when words fail me, which is often, I paint. When words work for me and are available on time, I am surprised.

Saturday, January 13, 2007

Kramer Cure

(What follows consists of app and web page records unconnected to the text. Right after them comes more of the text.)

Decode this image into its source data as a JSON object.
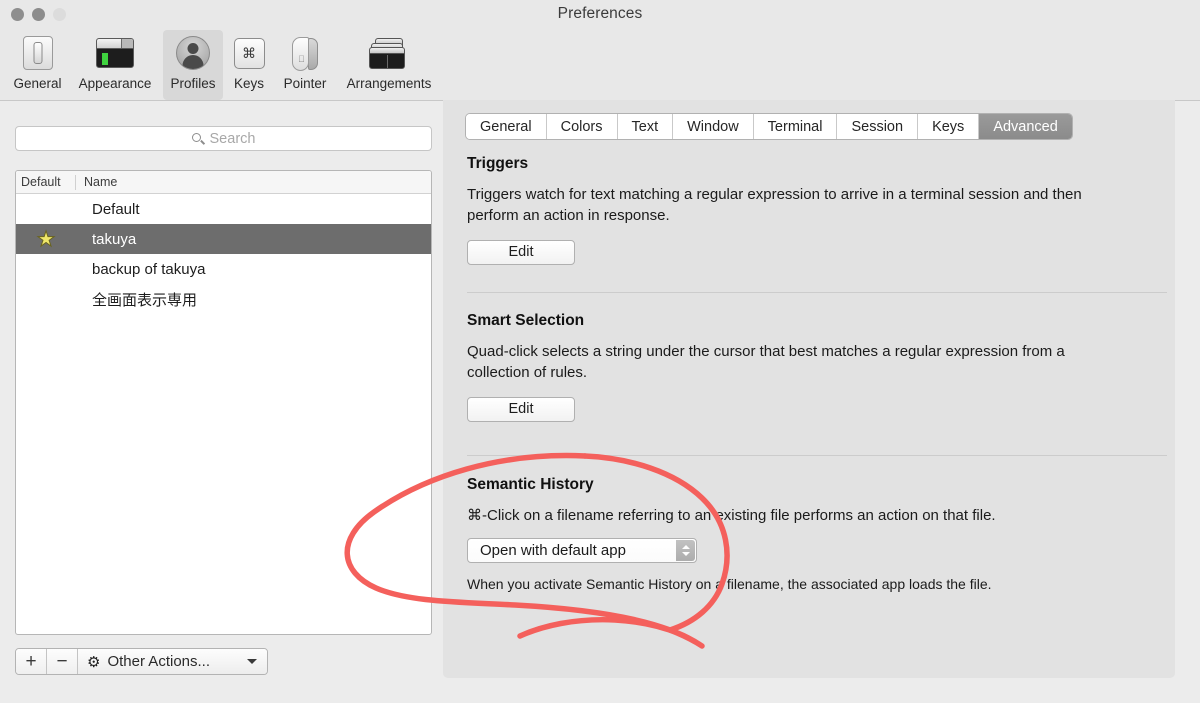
{
  "window": {
    "title": "Preferences",
    "traffic_lights": [
      "close-button",
      "minimize-button",
      "zoom-button"
    ]
  },
  "toolbar": {
    "items": [
      {
        "label": "General",
        "icon": "toggle-switch-icon",
        "selected": false
      },
      {
        "label": "Appearance",
        "icon": "window-appearance-icon",
        "selected": false
      },
      {
        "label": "Profiles",
        "icon": "person-silhouette-icon",
        "selected": true
      },
      {
        "label": "Keys",
        "icon": "command-key-icon",
        "selected": false
      },
      {
        "label": "Pointer",
        "icon": "mouse-icon",
        "selected": false
      },
      {
        "label": "Arrangements",
        "icon": "stacked-windows-icon",
        "selected": false
      }
    ]
  },
  "sidebar": {
    "search": {
      "placeholder": "Search",
      "value": "",
      "icon": "search-icon"
    },
    "columns": [
      "Default",
      "Name"
    ],
    "profiles": [
      {
        "name": "Default",
        "default": false,
        "selected": false
      },
      {
        "name": "takuya",
        "default": true,
        "selected": true
      },
      {
        "name": "backup of takuya",
        "default": false,
        "selected": false
      },
      {
        "name": "全画面表示専用",
        "default": false,
        "selected": false
      }
    ],
    "star_glyph": "★",
    "footer": {
      "add_label": "+",
      "remove_label": "−",
      "other_actions_label": "Other Actions...",
      "gear_glyph": "✷"
    }
  },
  "tabs": [
    {
      "label": "General",
      "active": false
    },
    {
      "label": "Colors",
      "active": false
    },
    {
      "label": "Text",
      "active": false
    },
    {
      "label": "Window",
      "active": false
    },
    {
      "label": "Terminal",
      "active": false
    },
    {
      "label": "Session",
      "active": false
    },
    {
      "label": "Keys",
      "active": false
    },
    {
      "label": "Advanced",
      "active": true
    }
  ],
  "sections": {
    "triggers": {
      "title": "Triggers",
      "description": "Triggers watch for text matching a regular expression to arrive in a terminal session and then perform an action in response.",
      "button": "Edit"
    },
    "smart_selection": {
      "title": "Smart Selection",
      "description": "Quad-click selects a string under the cursor that best matches a regular expression from a collection of rules.",
      "button": "Edit"
    },
    "semantic_history": {
      "title": "Semantic History",
      "description": "⌘-Click on a filename referring to an existing file performs an action on that file.",
      "popup_value": "Open with default app",
      "note": "When you activate Semantic History on a filename, the associated app loads the file."
    }
  },
  "annotation": {
    "shape": "hand-drawn-circle",
    "color": "#f4605c"
  },
  "colors": {
    "window_chrome": "#e8e8e8",
    "panel_background": "#e2e2e2",
    "page_background": "#ececec",
    "selection": "#6d6d6d",
    "active_tab": "#8f8f8f",
    "star": "#efe76a",
    "annotation_red": "#f4605c"
  }
}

It's been eight weeks since Kramer came to live with us. It's been eight weeks since I've had one continuous thought; hey, that's a familiar experience. . . when did I feel like this before? What was I thinking? I thought I had empty nest syndrome.That must be what it is when you find tears in your eyes every time some acquaintance asks you how your sons are doing, even though the answer is "fantastic." I still cry. I think about all those times I was impatient for them to grow up, when I was tired, when I was afraid, when I was lonely. Empty nest, I realized early on, wasn't about feeling lonely, but about regret. Regret with a capital R. Regret that I didn't cherish every fleeting second that went as they were growing up. Somewhere over the past four years, I got the idea that a little companion dog would be a cure for this deep feeling of loss. I kept seeing older women running around town with little dogs tucked into their arms and I didn't think they were nauseating as I did a few years ago. I empathised. They had found a cure for their empty nest syndrome. It seemed logical, a puppy is warm and cute and snugly and small, why not?
Tate's birthday, two months ago, I bought him a puppy.
Yes, I bought him for Tate, he attached himself to me immediately, I had nothing to do with it, I swear. It wasn't the fact that I had little doggie treats in my coat pocket when I went to pick him up at the airport. It wasn't that I talked Tate into driving to the airport so I could hold the puppy all the way home in my arms. No, not that. It wasn't the fact that I took him everywhere I went for the first 3 weeks because I didn't know what else to do with him.
Whatever it was, it got old really fast.
"Stop it" is about the only thing I say anymore. He follows me everywhere, always under my feet. He jumps on me when his feet are dirty. He tries to get the cat to play with him and it's really loud and chaotic when he does this. He won't go out into the grass and play unless I am standing there, even when it is twenty degrees outside. When I make the bed, he jumps in it, if I try to think one thought, he commandeers it. When I go to the bathroom he follows me and if I lock him out he stands at the door and cries!!!!!!
I AM ABSOLUTELY CURED! EMPTY NEST SYNDROME OVER. I remember, I remember, I remember.


Michelle O'Neil said...

So funny!

One of our cats acts this way. I think he may have been weaned too soon. The second I get the kids down for the night, he follows me around crying. He's developed an eating disorder and is getting obese though he is not yet a year old.


Jerri said...

Is this the dog you're considering nuking? If so, I fear it's more about retribution than cleanliness.

In my professional opinion, microwaving a dog, even a wet dog, is a very poor idea. Very poor, indeed.

Instead, try showering him with love, attention, and a big bunch of dog shampoo. And when you're finished, please stop by my house. My little dog is smelling a bit funky and could use a shower, too.